V of overlap on Side Braces: 2.8125"^3
V of overlap on Tall Braces: 2.25"^3
(-) Necessary 3 Cu. Ft of air: 5184"^3
So, 498.9965"^3 is the net volume of air that must be displaced, save for the 3 calculations below (the base MDF to be removed from each Brace):
V from Tall Brace 1: 102.75"^3
V of Tall Brace 2: 102.75"^3
V of Side Brace: 190.8517"^3
This brings the total volume of MDF that must be removed (after the initial removal) from the braces to: 102.6448"^3
Posted by Zachary Paisley at 19:47
Posted by Zachary Paisley at 19:44
Posted by Zachary Paisley at 19:18
Posted by Zachary Paisley at 17:34
20.75" starting surface + 2(.75") MDF tile thickness = 22.25"
22.25" / 3 Rubik's squares = 7.41667" wide
Since I can't accuarately cut that the larger easier 7.5" dimension is used:
7.5" x 3 = 22.5" - 22.25" = .25" = 1/8" increase on all sides.
Where as adding sheets to the Y/Z/X axis would be the easiest solution, I unfortunately can't obtain 1/8" board!! The other flaw with this method is that it leaves no gap between the squares on each surface - inaccurate to scale.
Instead of adding 1/4" to all sides, I instead added 1/4" to each side.

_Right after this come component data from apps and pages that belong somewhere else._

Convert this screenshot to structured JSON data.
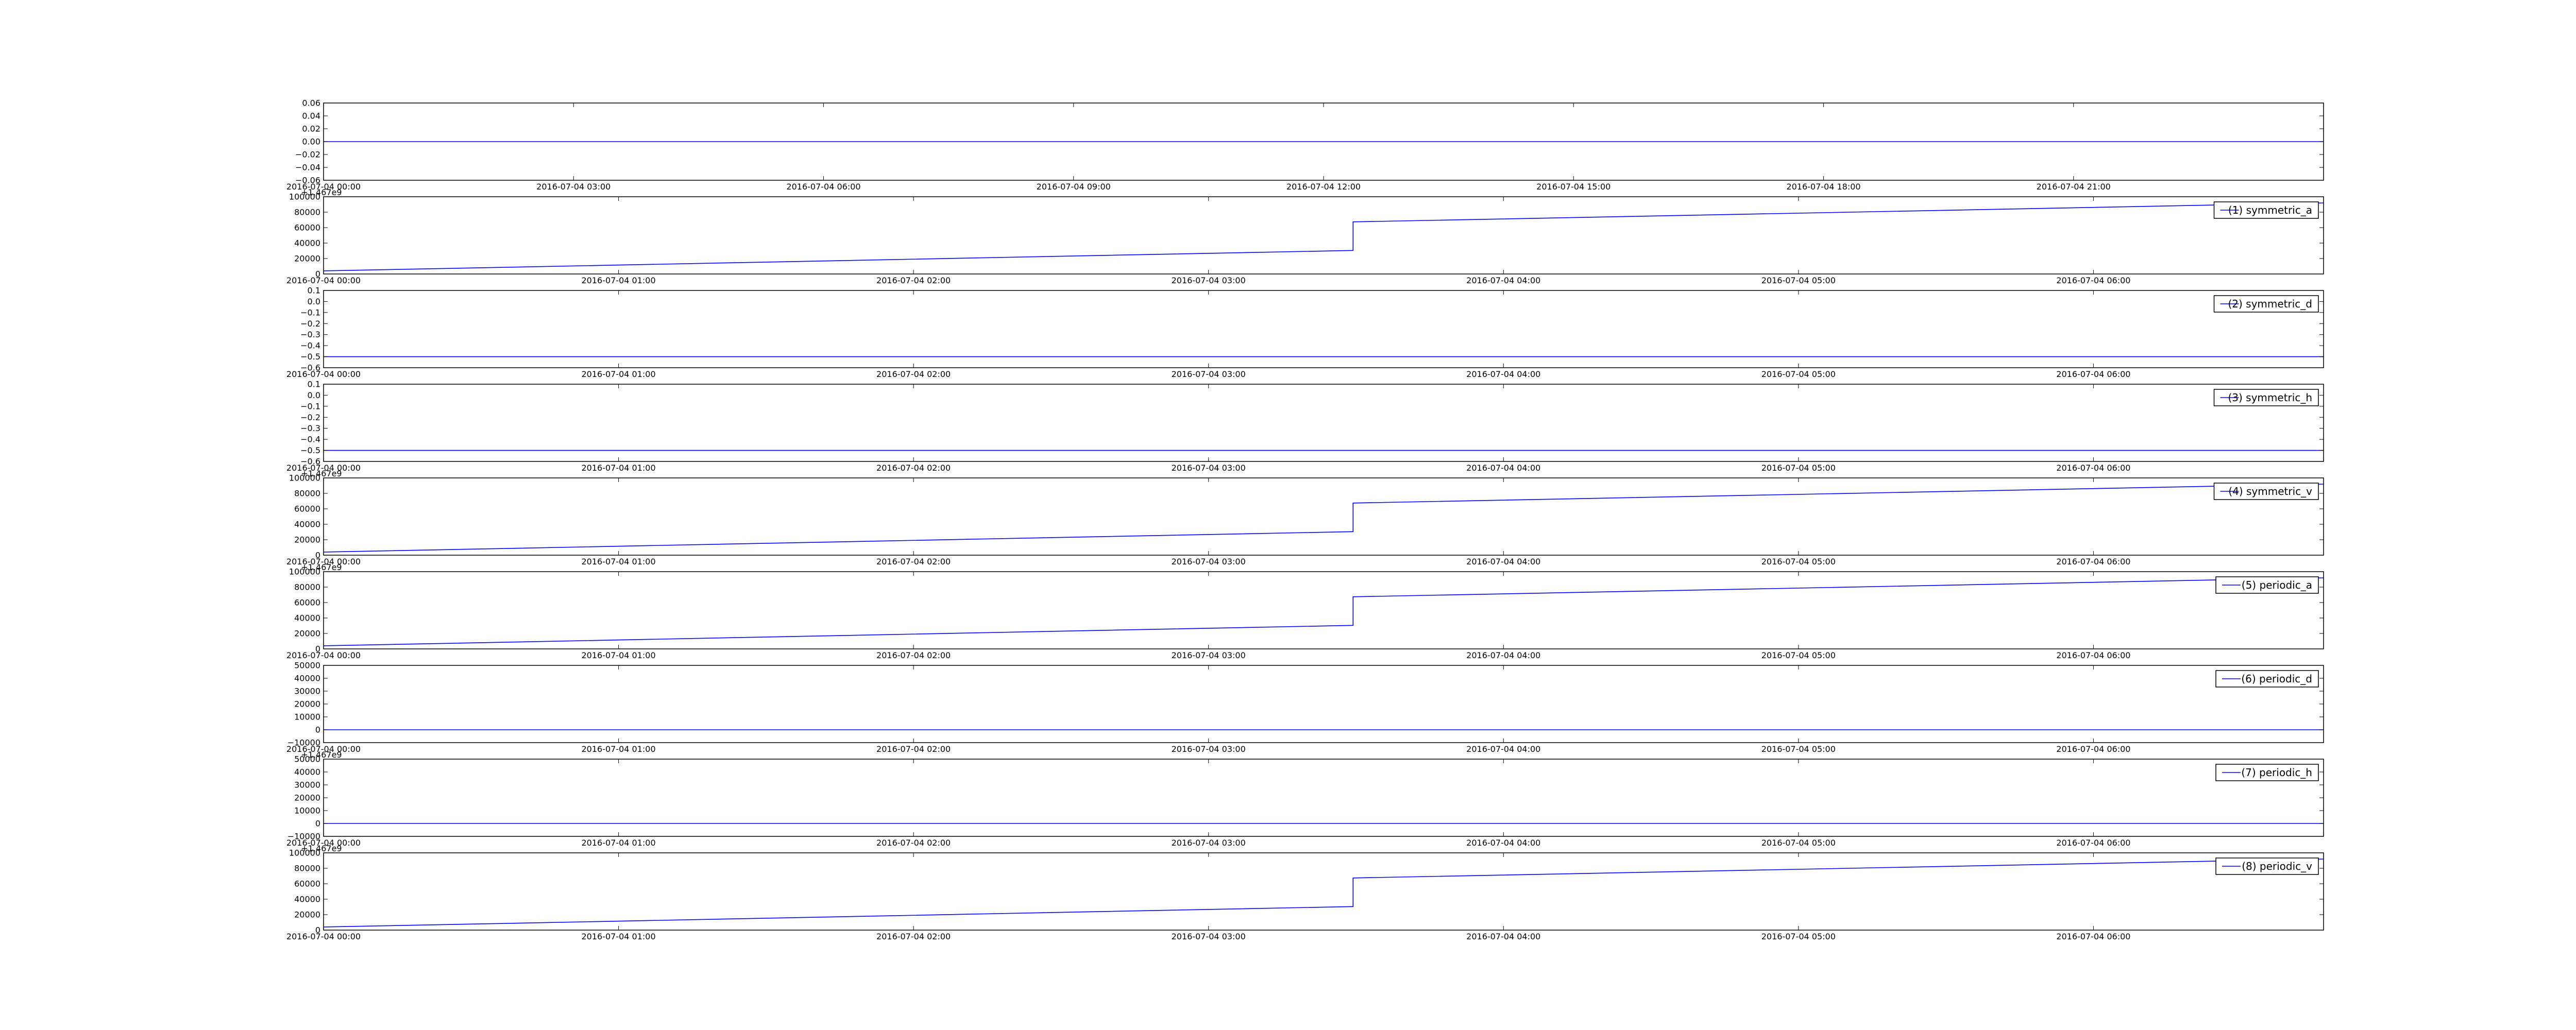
{
  "figure": {
    "background": "#ffffff",
    "line_color": "#0000ff",
    "frame_color": "#000000"
  },
  "chart_data": [
    {
      "type": "line",
      "legend": null,
      "x_kind": "datetime-hours-2016-07-04",
      "xlim": [
        0,
        24
      ],
      "xticks": [
        0,
        3,
        6,
        9,
        12,
        15,
        18,
        21
      ],
      "xticklabels": [
        "2016-07-04 00:00",
        "2016-07-04 03:00",
        "2016-07-04 06:00",
        "2016-07-04 09:00",
        "2016-07-04 12:00",
        "2016-07-04 15:00",
        "2016-07-04 18:00",
        "2016-07-04 21:00"
      ],
      "ylim": [
        -0.06,
        0.06
      ],
      "yticks": [
        0.06,
        0.04,
        0.02,
        0.0,
        -0.02,
        -0.04,
        -0.06
      ],
      "yticklabels": [
        "0.06",
        "0.04",
        "0.02",
        "0.00",
        "−0.02",
        "−0.04",
        "−0.06"
      ],
      "offset_text": "",
      "series": [
        {
          "x": [
            0,
            24
          ],
          "y": [
            0,
            0
          ]
        }
      ]
    },
    {
      "type": "line",
      "legend": "(1) symmetric_a",
      "x_kind": "datetime-hours-2016-07-04",
      "xlim": [
        0,
        6.78
      ],
      "xticks": [
        0,
        1,
        2,
        3,
        4,
        5,
        6
      ],
      "xticklabels": [
        "2016-07-04 00:00",
        "2016-07-04 01:00",
        "2016-07-04 02:00",
        "2016-07-04 03:00",
        "2016-07-04 04:00",
        "2016-07-04 05:00",
        "2016-07-04 06:00"
      ],
      "ylim": [
        0,
        100000
      ],
      "yticks": [
        100000,
        80000,
        60000,
        40000,
        20000,
        0
      ],
      "yticklabels": [
        "100000",
        "80000",
        "60000",
        "40000",
        "20000",
        "0"
      ],
      "offset_text": "+1.467e9",
      "series": [
        {
          "name": "(1) symmetric_a",
          "x": [
            0,
            3.49,
            3.49,
            6.78
          ],
          "y": [
            4000,
            30500,
            67500,
            92000
          ]
        }
      ]
    },
    {
      "type": "line",
      "legend": "(2) symmetric_d",
      "x_kind": "datetime-hours-2016-07-04",
      "xlim": [
        0,
        6.78
      ],
      "xticks": [
        0,
        1,
        2,
        3,
        4,
        5,
        6
      ],
      "xticklabels": [
        "2016-07-04 00:00",
        "2016-07-04 01:00",
        "2016-07-04 02:00",
        "2016-07-04 03:00",
        "2016-07-04 04:00",
        "2016-07-04 05:00",
        "2016-07-04 06:00"
      ],
      "ylim": [
        -0.6,
        0.1
      ],
      "yticks": [
        0.1,
        0.0,
        -0.1,
        -0.2,
        -0.3,
        -0.4,
        -0.5,
        -0.6
      ],
      "yticklabels": [
        "0.1",
        "0.0",
        "−0.1",
        "−0.2",
        "−0.3",
        "−0.4",
        "−0.5",
        "−0.6"
      ],
      "offset_text": "",
      "series": [
        {
          "name": "(2) symmetric_d",
          "x": [
            0,
            6.78
          ],
          "y": [
            -0.5,
            -0.5
          ]
        }
      ]
    },
    {
      "type": "line",
      "legend": "(3) symmetric_h",
      "x_kind": "datetime-hours-2016-07-04",
      "xlim": [
        0,
        6.78
      ],
      "xticks": [
        0,
        1,
        2,
        3,
        4,
        5,
        6
      ],
      "xticklabels": [
        "2016-07-04 00:00",
        "2016-07-04 01:00",
        "2016-07-04 02:00",
        "2016-07-04 03:00",
        "2016-07-04 04:00",
        "2016-07-04 05:00",
        "2016-07-04 06:00"
      ],
      "ylim": [
        -0.6,
        0.1
      ],
      "yticks": [
        0.1,
        0.0,
        -0.1,
        -0.2,
        -0.3,
        -0.4,
        -0.5,
        -0.6
      ],
      "yticklabels": [
        "0.1",
        "0.0",
        "−0.1",
        "−0.2",
        "−0.3",
        "−0.4",
        "−0.5",
        "−0.6"
      ],
      "offset_text": "",
      "series": [
        {
          "name": "(3) symmetric_h",
          "x": [
            0,
            6.78
          ],
          "y": [
            -0.5,
            -0.5
          ]
        }
      ]
    },
    {
      "type": "line",
      "legend": "(4) symmetric_v",
      "x_kind": "datetime-hours-2016-07-04",
      "xlim": [
        0,
        6.78
      ],
      "xticks": [
        0,
        1,
        2,
        3,
        4,
        5,
        6
      ],
      "xticklabels": [
        "2016-07-04 00:00",
        "2016-07-04 01:00",
        "2016-07-04 02:00",
        "2016-07-04 03:00",
        "2016-07-04 04:00",
        "2016-07-04 05:00",
        "2016-07-04 06:00"
      ],
      "ylim": [
        0,
        100000
      ],
      "yticks": [
        100000,
        80000,
        60000,
        40000,
        20000,
        0
      ],
      "yticklabels": [
        "100000",
        "80000",
        "60000",
        "40000",
        "20000",
        "0"
      ],
      "offset_text": "+1.467e9",
      "series": [
        {
          "name": "(4) symmetric_v",
          "x": [
            0,
            3.49,
            3.49,
            6.78
          ],
          "y": [
            4000,
            30500,
            67500,
            92000
          ]
        }
      ]
    },
    {
      "type": "line",
      "legend": "(5) periodic_a",
      "x_kind": "datetime-hours-2016-07-04",
      "xlim": [
        0,
        6.78
      ],
      "xticks": [
        0,
        1,
        2,
        3,
        4,
        5,
        6
      ],
      "xticklabels": [
        "2016-07-04 00:00",
        "2016-07-04 01:00",
        "2016-07-04 02:00",
        "2016-07-04 03:00",
        "2016-07-04 04:00",
        "2016-07-04 05:00",
        "2016-07-04 06:00"
      ],
      "ylim": [
        0,
        100000
      ],
      "yticks": [
        100000,
        80000,
        60000,
        40000,
        20000,
        0
      ],
      "yticklabels": [
        "100000",
        "80000",
        "60000",
        "40000",
        "20000",
        "0"
      ],
      "offset_text": "+1.467e9",
      "series": [
        {
          "name": "(5) periodic_a",
          "x": [
            0,
            3.49,
            3.49,
            6.78
          ],
          "y": [
            4000,
            30500,
            67500,
            92000
          ]
        }
      ]
    },
    {
      "type": "line",
      "legend": "(6) periodic_d",
      "x_kind": "datetime-hours-2016-07-04",
      "xlim": [
        0,
        6.78
      ],
      "xticks": [
        0,
        1,
        2,
        3,
        4,
        5,
        6
      ],
      "xticklabels": [
        "2016-07-04 00:00",
        "2016-07-04 01:00",
        "2016-07-04 02:00",
        "2016-07-04 03:00",
        "2016-07-04 04:00",
        "2016-07-04 05:00",
        "2016-07-04 06:00"
      ],
      "ylim": [
        -10000,
        50000
      ],
      "yticks": [
        50000,
        40000,
        30000,
        20000,
        10000,
        0,
        -10000
      ],
      "yticklabels": [
        "50000",
        "40000",
        "30000",
        "20000",
        "10000",
        "0",
        "−10000"
      ],
      "offset_text": "",
      "series": [
        {
          "name": "(6) periodic_d",
          "x": [
            0,
            6.78
          ],
          "y": [
            0,
            0
          ]
        }
      ]
    },
    {
      "type": "line",
      "legend": "(7) periodic_h",
      "x_kind": "datetime-hours-2016-07-04",
      "xlim": [
        0,
        6.78
      ],
      "xticks": [
        0,
        1,
        2,
        3,
        4,
        5,
        6
      ],
      "xticklabels": [
        "2016-07-04 00:00",
        "2016-07-04 01:00",
        "2016-07-04 02:00",
        "2016-07-04 03:00",
        "2016-07-04 04:00",
        "2016-07-04 05:00",
        "2016-07-04 06:00"
      ],
      "ylim": [
        -10000,
        50000
      ],
      "yticks": [
        50000,
        40000,
        30000,
        20000,
        10000,
        0,
        -10000
      ],
      "yticklabels": [
        "50000",
        "40000",
        "30000",
        "20000",
        "10000",
        "0",
        "−10000"
      ],
      "offset_text": "+1.467e9",
      "series": [
        {
          "name": "(7) periodic_h",
          "x": [
            0,
            6.78
          ],
          "y": [
            0,
            0
          ]
        }
      ]
    },
    {
      "type": "line",
      "legend": "(8) periodic_v",
      "x_kind": "datetime-hours-2016-07-04",
      "xlim": [
        0,
        6.78
      ],
      "xticks": [
        0,
        1,
        2,
        3,
        4,
        5,
        6
      ],
      "xticklabels": [
        "2016-07-04 00:00",
        "2016-07-04 01:00",
        "2016-07-04 02:00",
        "2016-07-04 03:00",
        "2016-07-04 04:00",
        "2016-07-04 05:00",
        "2016-07-04 06:00"
      ],
      "ylim": [
        0,
        100000
      ],
      "yticks": [
        100000,
        80000,
        60000,
        40000,
        20000,
        0
      ],
      "yticklabels": [
        "100000",
        "80000",
        "60000",
        "40000",
        "20000",
        "0"
      ],
      "offset_text": "+1.467e9",
      "series": [
        {
          "name": "(8) periodic_v",
          "x": [
            0,
            3.49,
            3.49,
            6.78
          ],
          "y": [
            4000,
            30500,
            67500,
            92000
          ]
        }
      ]
    }
  ]
}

This increases the dimensions of the box to 21.25" all around.
7.5" x 3 = 22.5" for the outer dimensions of the bare tiles and (20.75" + 2(.75) + 2(.25)) for the total dimensions leaves .25" for two gaps, or 1/8" gap between all tiles on all sides, fitting the scale.
Posted by Zachary Paisley at 17:23
Posted by Zachary Paisley at 17:12